"They represent the tip of the spear in our national war against COVID, but also the tip of the iceberg in terms of the dozens of other University of Otago research teams who have quickly pivoted to focus their efforts towards short, medium and long-term responses to the issues this disease has brought."

“There are likely to be ethnic and socioeconomic inequalities in the ability of people to follow these guidelines.”

Ms Gray says the research will provide a comprehensive picture of the operation of isolation measures in New Zealand, including a population-based sample of people registered with Healthline for self-isolation to assess knowledge, attitudes and practices regarding isolation measures.

Associate Professor Stanton, a molecular biologist, aims to develop an effective point-of-care test for the infectious disease through her research project.

She will work collaboratively with a multidisciplinary team of both academic and commercial experts, together with rural Māori communities and primary healthcare providers to develop a test to screen patient samples for COVID-19 at the point-of-care, whether that be at a doctor’s clinic or the airport.

University of Otago Deputy Vice-Chancellor, Research, Professor Richard Blaikie says news of the Otago researchers securing the new funding for COVID-19 related research is an outstanding result.

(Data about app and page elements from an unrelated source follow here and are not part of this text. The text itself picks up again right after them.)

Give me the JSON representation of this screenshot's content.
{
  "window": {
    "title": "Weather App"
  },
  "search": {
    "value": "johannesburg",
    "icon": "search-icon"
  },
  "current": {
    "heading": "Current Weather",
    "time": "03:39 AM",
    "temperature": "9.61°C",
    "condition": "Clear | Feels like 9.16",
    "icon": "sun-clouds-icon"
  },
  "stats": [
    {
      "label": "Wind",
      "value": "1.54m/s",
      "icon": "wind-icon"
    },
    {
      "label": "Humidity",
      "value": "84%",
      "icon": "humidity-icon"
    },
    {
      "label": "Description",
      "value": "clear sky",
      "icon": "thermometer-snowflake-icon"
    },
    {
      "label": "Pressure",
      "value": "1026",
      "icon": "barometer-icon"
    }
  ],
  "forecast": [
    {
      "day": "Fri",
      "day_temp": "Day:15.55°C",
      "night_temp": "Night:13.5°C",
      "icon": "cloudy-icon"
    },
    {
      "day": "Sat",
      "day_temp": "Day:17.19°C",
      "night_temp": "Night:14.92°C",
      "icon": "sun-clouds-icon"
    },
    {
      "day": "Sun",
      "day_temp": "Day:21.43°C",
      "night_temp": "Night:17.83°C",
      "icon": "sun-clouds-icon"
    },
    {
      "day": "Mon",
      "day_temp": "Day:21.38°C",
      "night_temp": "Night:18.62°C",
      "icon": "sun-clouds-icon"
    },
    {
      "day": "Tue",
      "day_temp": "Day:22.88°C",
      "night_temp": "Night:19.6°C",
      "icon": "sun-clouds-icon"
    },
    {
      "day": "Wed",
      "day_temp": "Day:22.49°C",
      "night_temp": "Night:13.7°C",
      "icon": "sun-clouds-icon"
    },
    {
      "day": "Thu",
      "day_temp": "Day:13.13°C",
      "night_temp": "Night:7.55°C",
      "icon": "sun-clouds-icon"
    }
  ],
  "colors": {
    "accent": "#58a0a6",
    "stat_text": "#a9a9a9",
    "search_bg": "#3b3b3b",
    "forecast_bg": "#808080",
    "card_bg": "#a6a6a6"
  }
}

“The skills and capabilities from these groups has already been demonstrated to be vital to the national and global fight against this deadly disease,” he says.

“They represent the tip of the spear in our national war against COVID, but also the tip of the iceberg in terms of the dozens of other University of Otago research teams who have quickly pivoted to focus their efforts towards short, medium and long-term responses to the issues this disease has brought.”

You can read more detail about our researchers’ projects here.

2020 COVID-19 New Zealand Rapid Response Research:

(Request for Proposals funded by the Ministry of Health and Health Research Council)

Ms Lesley Gray, University of Otago
Improving effectiveness and equity in the operation of COVID-19 ‘self-isolation’
$179,904

Dr Colin McArthur, Medical Research Institute of New Zealand
Clinical trial of COVID-19 treatments for the critically ill
$169,571

Dr Marama Muru-Lanning, The University of Auckland
Harirū, hongi and hau in the time of COVID-19
$101,922

Professor Ilan Noy, Research Trust of Victoria University of Wellington
Economic risks from COVID-19 in Pacific Island Countries
$51,436

Dr Olin Silander, Massey University
Rapid diagnosis and genome sequencing to follow CoV-2019 outbreak

$165,471

Associate Professor Jo-Ann Stanton, University of Otago
An effective point-of-care screening pathway for COVID-19
$235,746

2020 COVID-19 and Emerging Infectious Diseases Grant

(Researcher-initiated proposals funded solely by the Health Research Council)

Professor Michael Baker, University of Otago
COVID-19 Pandemic in Aotearoa NZ: Impact, inequalities & improving our response
$500,000

Professor Richard Beasley, Medical Research Institute of New Zealand
Clinical trial of hydroxychloroquine prophylaxis in frontline healthcare workers
$429,500

Dr Liangni Liu, Massey University
Social response to COVID-19 in New Zealand: Obligations and stigmatisation
$350,325

Mr John Mackay, Dnature Diagnostics & Research
Distinguishing COVID-19 from influenza with rapid 15-minute diagnostics
$196,570

Dr Susan Morpeth, Middlemore Clinical Trials
Australasian COVID-19 Trial (ASCOT)
$766,113

Professor Anthony Phillips, The University of Auckland
Attenuating lung injury during prolonged ventilation for COVID-19
$161,977

Professor Colin Simpson, Research Trust of Victoria University of Wellington
Predict and Prevent COVID-19: a data driven innovation project
$533,224